┌────────
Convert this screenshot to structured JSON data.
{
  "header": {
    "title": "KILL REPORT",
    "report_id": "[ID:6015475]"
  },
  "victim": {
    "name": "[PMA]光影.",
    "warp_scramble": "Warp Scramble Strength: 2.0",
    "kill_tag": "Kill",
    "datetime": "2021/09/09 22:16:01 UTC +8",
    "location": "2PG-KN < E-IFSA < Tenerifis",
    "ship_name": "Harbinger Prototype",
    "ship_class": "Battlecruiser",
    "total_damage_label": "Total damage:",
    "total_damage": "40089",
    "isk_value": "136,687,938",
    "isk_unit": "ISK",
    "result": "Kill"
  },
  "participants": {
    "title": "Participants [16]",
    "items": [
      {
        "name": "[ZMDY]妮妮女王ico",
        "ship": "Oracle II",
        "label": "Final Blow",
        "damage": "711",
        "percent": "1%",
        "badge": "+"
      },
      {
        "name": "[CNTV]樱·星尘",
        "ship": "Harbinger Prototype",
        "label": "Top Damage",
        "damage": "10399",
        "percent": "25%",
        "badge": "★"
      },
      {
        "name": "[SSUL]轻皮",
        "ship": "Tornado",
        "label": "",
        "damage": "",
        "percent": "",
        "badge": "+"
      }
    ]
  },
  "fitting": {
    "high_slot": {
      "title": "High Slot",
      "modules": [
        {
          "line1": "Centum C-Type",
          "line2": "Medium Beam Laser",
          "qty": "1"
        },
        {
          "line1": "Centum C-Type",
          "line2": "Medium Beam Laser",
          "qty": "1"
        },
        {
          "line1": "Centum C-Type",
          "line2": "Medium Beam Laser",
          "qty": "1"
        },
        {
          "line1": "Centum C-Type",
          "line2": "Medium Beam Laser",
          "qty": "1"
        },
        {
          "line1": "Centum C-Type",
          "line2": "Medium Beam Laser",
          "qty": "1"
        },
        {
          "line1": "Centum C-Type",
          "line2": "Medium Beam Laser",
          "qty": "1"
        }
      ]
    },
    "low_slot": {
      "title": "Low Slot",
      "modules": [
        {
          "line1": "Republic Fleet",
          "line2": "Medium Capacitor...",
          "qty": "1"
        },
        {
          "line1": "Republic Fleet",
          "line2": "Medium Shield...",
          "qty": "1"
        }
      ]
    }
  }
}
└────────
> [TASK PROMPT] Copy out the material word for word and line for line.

> [FINAL ANSWER]
Convert this screenshot to structured JSON data.
{
  "header": {
    "title": "KILL REPORT",
    "report_id": "[ID:6015475]"
  },
  "victim": {
    "name": "[PMA]光影.",
    "warp_scramble": "Warp Scramble Strength: 2.0",
    "kill_tag": "Kill",
    "datetime": "2021/09/09 22:16:01 UTC +8",
    "location": "2PG-KN < E-IFSA < Tenerifis",
    "ship_name": "Harbinger Prototype",
    "ship_class": "Battlecruiser",
    "total_damage_label": "Total damage:",
    "total_damage": "40089",
    "isk_value": "136,687,938",
    "isk_unit": "ISK",
    "result": "Kill"
  },
  "participants": {
    "title": "Participants [16]",
    "items": [
      {
        "name": "[ZMDY]妮妮女王ico",
        "ship": "Oracle II",
        "label": "Final Blow",
        "damage": "711",
        "percent": "1%",
        "badge": "+"
      },
      {
        "name": "[CNTV]樱·星尘",
        "ship": "Harbinger Prototype",
        "label": "Top Damage",
        "damage": "10399",
        "percent": "25%",
        "badge": "★"
      },
      {
        "name": "[SSUL]轻皮",
        "ship": "Tornado",
        "label": "",
        "damage": "",
        "percent": "",
        "badge": "+"
      }
    ]
  },
  "fitting": {
    "high_slot": {
      "title": "High Slot",
      "modules": [
        {
          "line1": "Centum C-Type",
          "line2": "Medium Beam Laser",
          "qty": "1"
        },
        {
          "line1": "Centum C-Type",
          "line2": "Medium Beam Laser",
          "qty": "1"
        },
        {
          "line1": "Centum C-Type",
          "line2": "Medium Beam Laser",
          "qty": "1"
        },
        {
          "line1": "Centum C-Type",
          "line2": "Medium Beam Laser",
          "qty": "1"
        },
        {
          "line1": "Centum C-Type",
          "line2": "Medium Beam Laser",
          "qty": "1"
        },
        {
          "line1": "Centum C-Type",
          "line2": "Medium Beam Laser",
          "qty": "1"
        }
      ]
    },
    "low_slot": {
      "title": "Low Slot",
      "modules": [
        {
          "line1": "Republic Fleet",
          "line2": "Medium Capacitor...",
          "qty": "1"
        },
        {
          "line1": "Republic Fleet",
          "line2": "Medium Shield...",
          "qty": "1"
        }
      ]
    }
  }
}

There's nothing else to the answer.